EC President Frank S. Page met in Nashville with Boy Scouts Chief Executive Wayne Brock and Exxon Mobil CEO Rex Tillerson, who serves on the Boy Scouts executive board and is a past president. Brock and Tillerson urged Page to continue supporting the Boy Scouts if the organization overturns its policy preventing homosexual leaders and members.

The Boy Scouts board is expected to put the issue before its 1,400 voting members at Scouting’s national convention in May. The proposal would remove the national rule and replace it with a local option, whereby each sponsoring organization would decide the policy.

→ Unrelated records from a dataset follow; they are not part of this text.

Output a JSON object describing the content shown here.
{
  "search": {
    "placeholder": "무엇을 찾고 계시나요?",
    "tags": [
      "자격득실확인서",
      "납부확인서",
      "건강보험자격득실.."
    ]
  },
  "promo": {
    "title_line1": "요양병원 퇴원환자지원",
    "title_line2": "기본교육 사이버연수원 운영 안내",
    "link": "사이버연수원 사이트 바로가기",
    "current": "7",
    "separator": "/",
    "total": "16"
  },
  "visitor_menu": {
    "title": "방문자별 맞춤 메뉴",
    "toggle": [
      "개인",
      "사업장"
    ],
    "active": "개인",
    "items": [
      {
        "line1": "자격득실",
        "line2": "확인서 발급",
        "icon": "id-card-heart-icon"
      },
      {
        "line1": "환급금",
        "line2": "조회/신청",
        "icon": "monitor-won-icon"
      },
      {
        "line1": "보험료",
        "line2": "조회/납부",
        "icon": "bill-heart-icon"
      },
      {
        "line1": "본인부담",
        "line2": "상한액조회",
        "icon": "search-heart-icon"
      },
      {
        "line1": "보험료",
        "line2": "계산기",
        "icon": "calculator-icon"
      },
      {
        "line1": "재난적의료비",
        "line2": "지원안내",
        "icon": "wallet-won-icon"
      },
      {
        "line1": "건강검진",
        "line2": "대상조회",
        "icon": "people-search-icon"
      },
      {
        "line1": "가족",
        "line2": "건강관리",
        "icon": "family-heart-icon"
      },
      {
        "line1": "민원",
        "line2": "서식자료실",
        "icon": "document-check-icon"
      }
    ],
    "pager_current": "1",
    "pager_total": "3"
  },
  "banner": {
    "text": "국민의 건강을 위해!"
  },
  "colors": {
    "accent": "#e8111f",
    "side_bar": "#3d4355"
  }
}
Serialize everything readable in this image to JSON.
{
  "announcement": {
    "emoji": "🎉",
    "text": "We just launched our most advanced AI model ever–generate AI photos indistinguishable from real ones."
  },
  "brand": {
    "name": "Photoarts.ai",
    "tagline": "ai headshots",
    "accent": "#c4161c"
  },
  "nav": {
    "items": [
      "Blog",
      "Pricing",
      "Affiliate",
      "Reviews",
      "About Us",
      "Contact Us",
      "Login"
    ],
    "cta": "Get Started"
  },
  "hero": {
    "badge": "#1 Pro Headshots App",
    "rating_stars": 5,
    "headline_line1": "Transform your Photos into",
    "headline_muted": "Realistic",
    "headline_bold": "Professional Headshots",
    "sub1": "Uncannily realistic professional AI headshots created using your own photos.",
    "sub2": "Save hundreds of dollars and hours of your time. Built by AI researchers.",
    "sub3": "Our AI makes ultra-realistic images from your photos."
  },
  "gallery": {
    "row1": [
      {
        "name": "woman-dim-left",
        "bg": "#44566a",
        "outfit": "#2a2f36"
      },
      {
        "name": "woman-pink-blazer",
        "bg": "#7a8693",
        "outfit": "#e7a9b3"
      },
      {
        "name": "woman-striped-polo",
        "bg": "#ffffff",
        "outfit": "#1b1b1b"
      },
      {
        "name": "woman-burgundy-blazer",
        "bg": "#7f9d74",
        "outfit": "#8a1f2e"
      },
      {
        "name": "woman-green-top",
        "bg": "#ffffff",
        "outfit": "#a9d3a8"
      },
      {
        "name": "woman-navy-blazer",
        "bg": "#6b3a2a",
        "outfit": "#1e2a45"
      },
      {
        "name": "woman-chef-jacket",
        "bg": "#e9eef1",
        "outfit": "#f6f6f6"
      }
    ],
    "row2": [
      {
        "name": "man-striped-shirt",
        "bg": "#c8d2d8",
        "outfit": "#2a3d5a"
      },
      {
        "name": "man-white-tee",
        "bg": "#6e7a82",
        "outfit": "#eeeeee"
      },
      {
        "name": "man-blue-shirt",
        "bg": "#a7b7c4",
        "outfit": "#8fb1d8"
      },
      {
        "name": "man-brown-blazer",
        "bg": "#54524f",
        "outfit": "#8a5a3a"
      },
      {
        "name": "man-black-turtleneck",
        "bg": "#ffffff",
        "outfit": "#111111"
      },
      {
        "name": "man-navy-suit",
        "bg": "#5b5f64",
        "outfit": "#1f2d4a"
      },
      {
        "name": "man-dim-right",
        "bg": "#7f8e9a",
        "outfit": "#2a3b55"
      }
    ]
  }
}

Joe Westbury/Index

Brad Davis of Homestead, FL, left, and Cameron Barefield of Waynesboro, center, search for a Bible verse during an afternoon mission study in this file photo from Camp Kaleo. While Boy Scouts are undergoing an identify crisis, those enrolled in Southern Baptists’ church-based Royal Ambassador program continue to receive biblical instruction while enjoying camping events.

Page told Brock and Tillerson that no matter how well-intentioned they are, a national policy allowing homosexual leaders and members would trump the local councils who decide otherwise, embroiling local groups in legal issues. Roger S. “Sing” Oldham, vice president for convention communications and relations with the SBC Executive Committee, sat in on the meeting and gave Baptist Press a summary of the conversation. The meeting was cordial, Oldham said.

Many local groups, Page said, will withdraw if the policy changes.

Tillerson, a professing Christian, shared with Page his faith testimony. He also explained why he believes the policy should be overturned. There are changing cultural winds on the issue of homosexuality, Tillerson said. Local Scouting organizations would retain control over their local leadership, he said, and national gatherings of Scouts would accommodate troops who don’t have gay leaders.

Tillerson asked Page to support the Boy Scouts no matter what decision is reached in May.

Page said he could not do that, according to Oldham. God’s truth is abiding, Page said, and principles should not be subject to the changing tide of human opinion. Scripture, not opinion polls, should provide the basis for leadership, Page said.

Later in the day, Page Tweeted: “Met today with one of the most powerful personalities I’ve ever met. He did not budge 1 inch. Nor did I.”

The Boy Scouts are facing pressure from sponsoring corporations to change their policy but also pressure from their base to keep it. About 70 percent of all Scouting units are operated by faith-based organizations. The Church of Jesus Christ of Latter-day Saints leads all faith-based organizations with 38,000 units (and 420,000 participating youth), followed by the United Methodists (11,000 units; 371,000 youth) and the Catholic Church (8,570; 283,000). Baptists are sixth (4,100; 109,000).

Two prominent Boy Scouts board members – AT&T CEO Randall Stevenson and Ernst & Young CEO James Turley – have been outspoken in their desire to see homosexual leaders and members allowed.

The liberal American Independent website posted a lengthy story March 4 reporting that one in seven Fortune 500 companies donated at least $10,000 to the Scouts in 2010.

“Together, 69 companies donated nearly $5.3 million to the Boy Scouts that year,” the story said.